# WHAT THIS TASK INVOLVES:
In the records below, find the line holding "Read all visible content and emit it as JSON."; copy it and every line after it to the end, omitting all images.

Data entries
*** Block opens ***

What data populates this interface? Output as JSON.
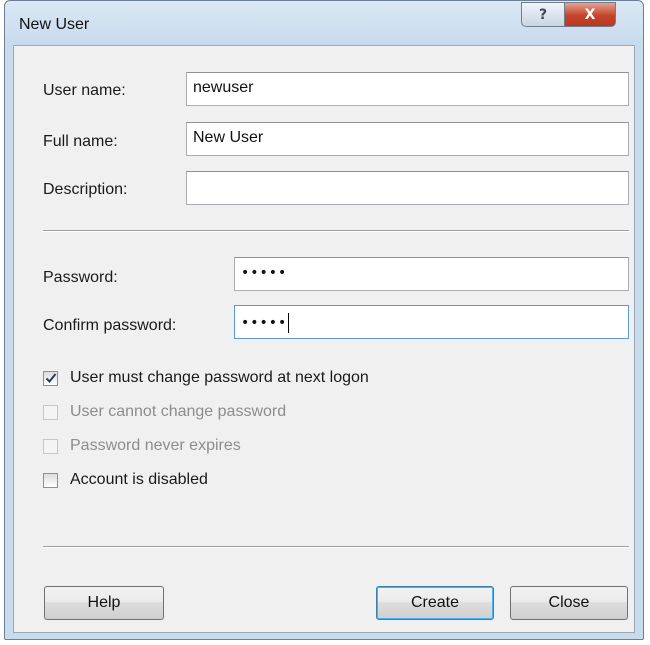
{
  "dialog": {
    "title": "New User",
    "help_icon": "question-mark-icon",
    "close_icon": "close-x-icon",
    "titlebar_help_glyph": "?",
    "titlebar_close_glyph": "X"
  },
  "form": {
    "username": {
      "label": "User name:",
      "value": "newuser"
    },
    "fullname": {
      "label": "Full name:",
      "value": "New User"
    },
    "description": {
      "label": "Description:",
      "value": ""
    },
    "password": {
      "label": "Password:",
      "value": "•••••"
    },
    "confirm_password": {
      "label": "Confirm password:",
      "value": "•••••"
    }
  },
  "options": [
    {
      "label": "User must change password at next logon",
      "checked": true,
      "enabled": true
    },
    {
      "label": "User cannot change password",
      "checked": false,
      "enabled": false
    },
    {
      "label": "Password never expires",
      "checked": false,
      "enabled": false
    },
    {
      "label": "Account is disabled",
      "checked": false,
      "enabled": true
    }
  ],
  "buttons": {
    "help": "Help",
    "create": "Create",
    "close": "Close"
  },
  "colors": {
    "window_frame": "#c9dcee",
    "client_bg": "#f0f0f0",
    "close_button": "#c4442b",
    "focus_border": "#5b9bd5",
    "default_button_border": "#3c7fb1"
  }
}
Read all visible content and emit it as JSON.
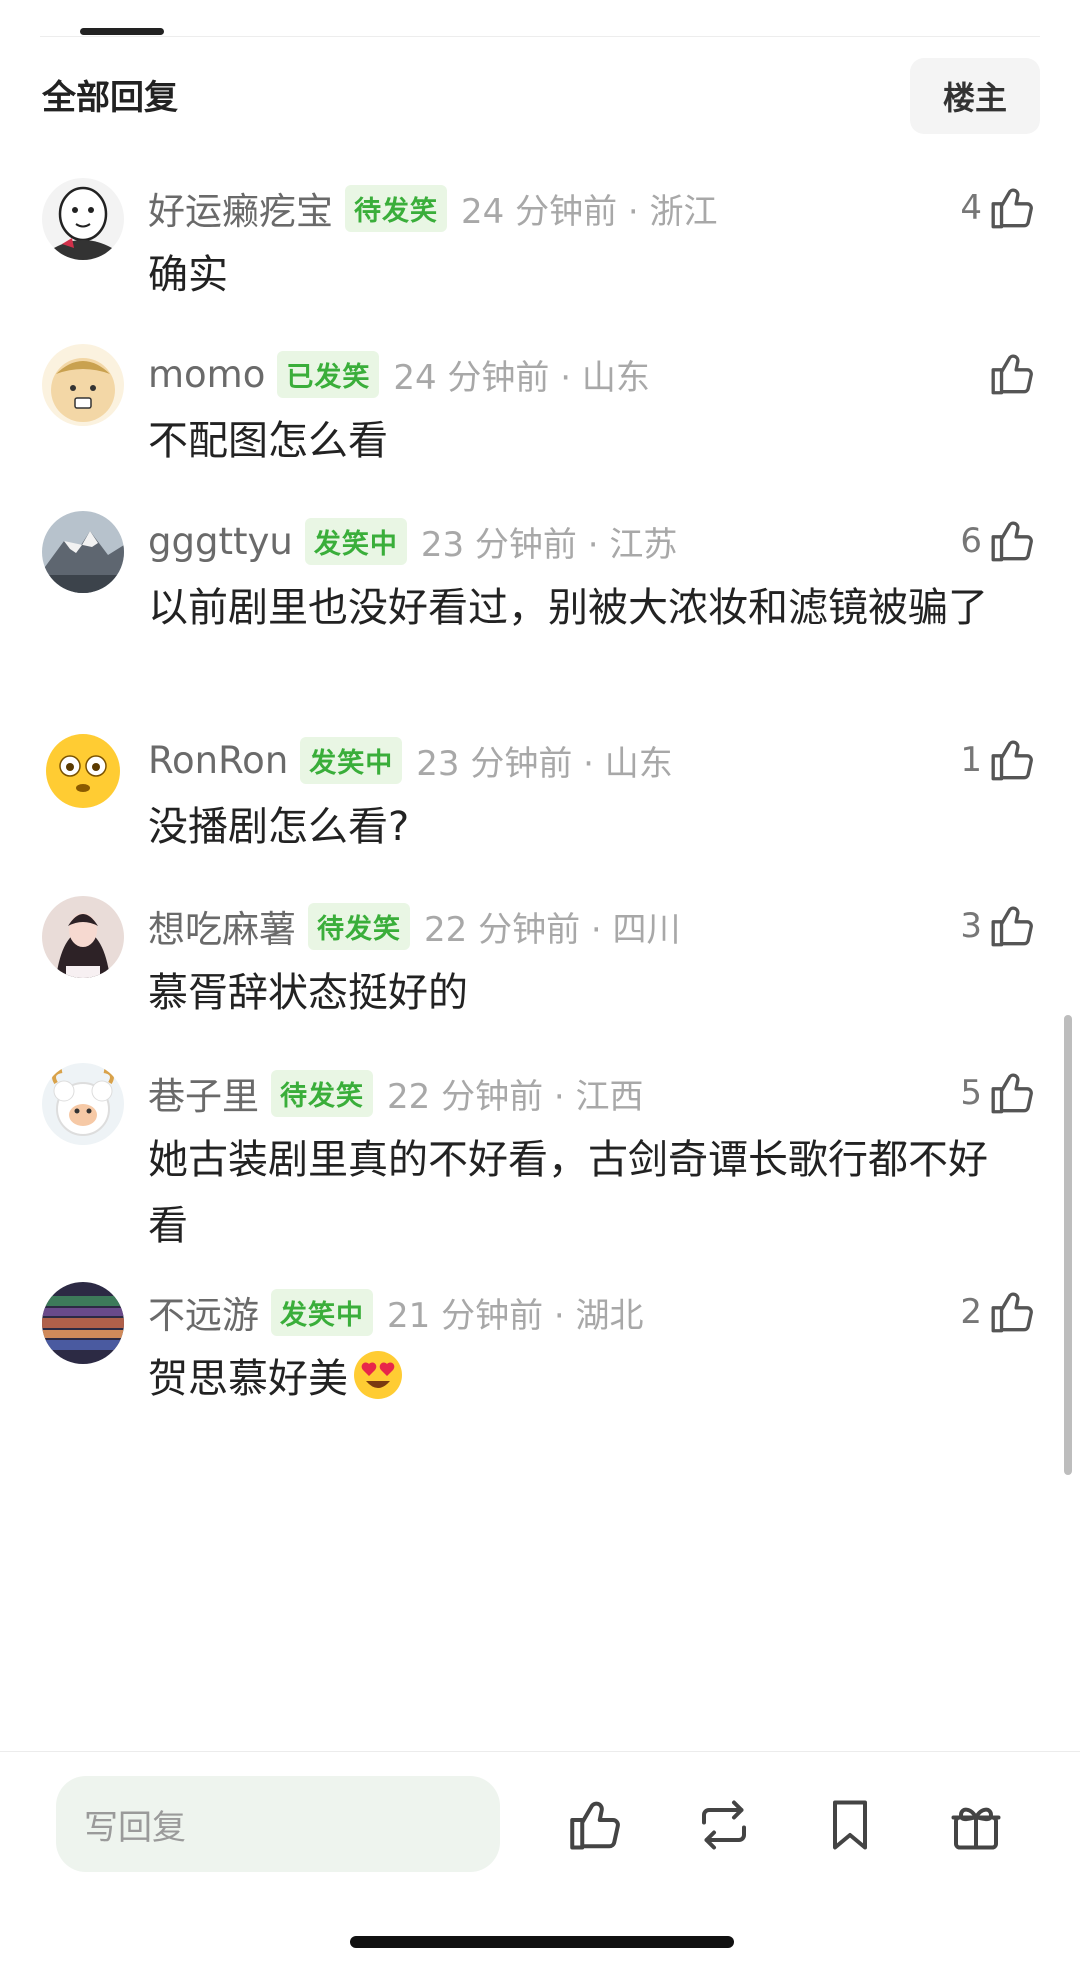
{
  "header": {
    "title": "全部回复",
    "filter_label": "楼主"
  },
  "comments": [
    {
      "username": "好运癞疙宝",
      "badge": "待发笑",
      "time": "24 分钟前 · 浙江",
      "text": "确实",
      "likes": "4"
    },
    {
      "username": "momo",
      "badge": "已发笑",
      "time": "24 分钟前 · 山东",
      "text": "不配图怎么看",
      "likes": ""
    },
    {
      "username": "gggttyu",
      "badge": "发笑中",
      "time": "23 分钟前 · 江苏",
      "text": "以前剧里也没好看过，别被大浓妆和滤镜被骗了",
      "likes": "6"
    },
    {
      "username": "RonRon",
      "badge": "发笑中",
      "time": "23 分钟前 · 山东",
      "text": "没播剧怎么看?",
      "likes": "1"
    },
    {
      "username": "想吃麻薯",
      "badge": "待发笑",
      "time": "22 分钟前 · 四川",
      "text": "慕胥辞状态挺好的",
      "likes": "3"
    },
    {
      "username": "巷子里",
      "badge": "待发笑",
      "time": "22 分钟前 · 江西",
      "text": "她古装剧里真的不好看，古剑奇谭长歌行都不好看",
      "likes": "5"
    },
    {
      "username": "不远游",
      "badge": "发笑中",
      "time": "21 分钟前 · 湖北",
      "text": "贺思慕好美",
      "likes": "2",
      "emoji": "heart-eyes-emoji"
    }
  ],
  "bottom_bar": {
    "reply_placeholder": "写回复",
    "actions": [
      "like-icon",
      "repost-icon",
      "bookmark-icon",
      "gift-icon"
    ]
  },
  "colors": {
    "badge_text": "#3aae3a",
    "badge_bg": "#e9f6e4",
    "meta_gray": "#a8a8a8"
  }
}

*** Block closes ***

# OUTPUT OF THE EXERCISE:
Read all visible content and emit it as JSON.
{
  "header": {
    "title": "全部回复",
    "filter_label": "楼主"
  },
  "comments": [
    {
      "username": "好运癞疙宝",
      "badge": "待发笑",
      "time": "24 分钟前 · 浙江",
      "text": "确实",
      "likes": "4"
    },
    {
      "username": "momo",
      "badge": "已发笑",
      "time": "24 分钟前 · 山东",
      "text": "不配图怎么看",
      "likes": ""
    },
    {
      "username": "gggttyu",
      "badge": "发笑中",
      "time": "23 分钟前 · 江苏",
      "text": "以前剧里也没好看过，别被大浓妆和滤镜被骗了",
      "likes": "6"
    },
    {
      "username": "RonRon",
      "badge": "发笑中",
      "time": "23 分钟前 · 山东",
      "text": "没播剧怎么看?",
      "likes": "1"
    },
    {
      "username": "想吃麻薯",
      "badge": "待发笑",
      "time": "22 分钟前 · 四川",
      "text": "慕胥辞状态挺好的",
      "likes": "3"
    },
    {
      "username": "巷子里",
      "badge": "待发笑",
      "time": "22 分钟前 · 江西",
      "text": "她古装剧里真的不好看，古剑奇谭长歌行都不好看",
      "likes": "5"
    },
    {
      "username": "不远游",
      "badge": "发笑中",
      "time": "21 分钟前 · 湖北",
      "text": "贺思慕好美",
      "likes": "2",
      "emoji": "heart-eyes-emoji"
    }
  ],
  "bottom_bar": {
    "reply_placeholder": "写回复",
    "actions": [
      "like-icon",
      "repost-icon",
      "bookmark-icon",
      "gift-icon"
    ]
  },
  "colors": {
    "badge_text": "#3aae3a",
    "badge_bg": "#e9f6e4",
    "meta_gray": "#a8a8a8"
  }
}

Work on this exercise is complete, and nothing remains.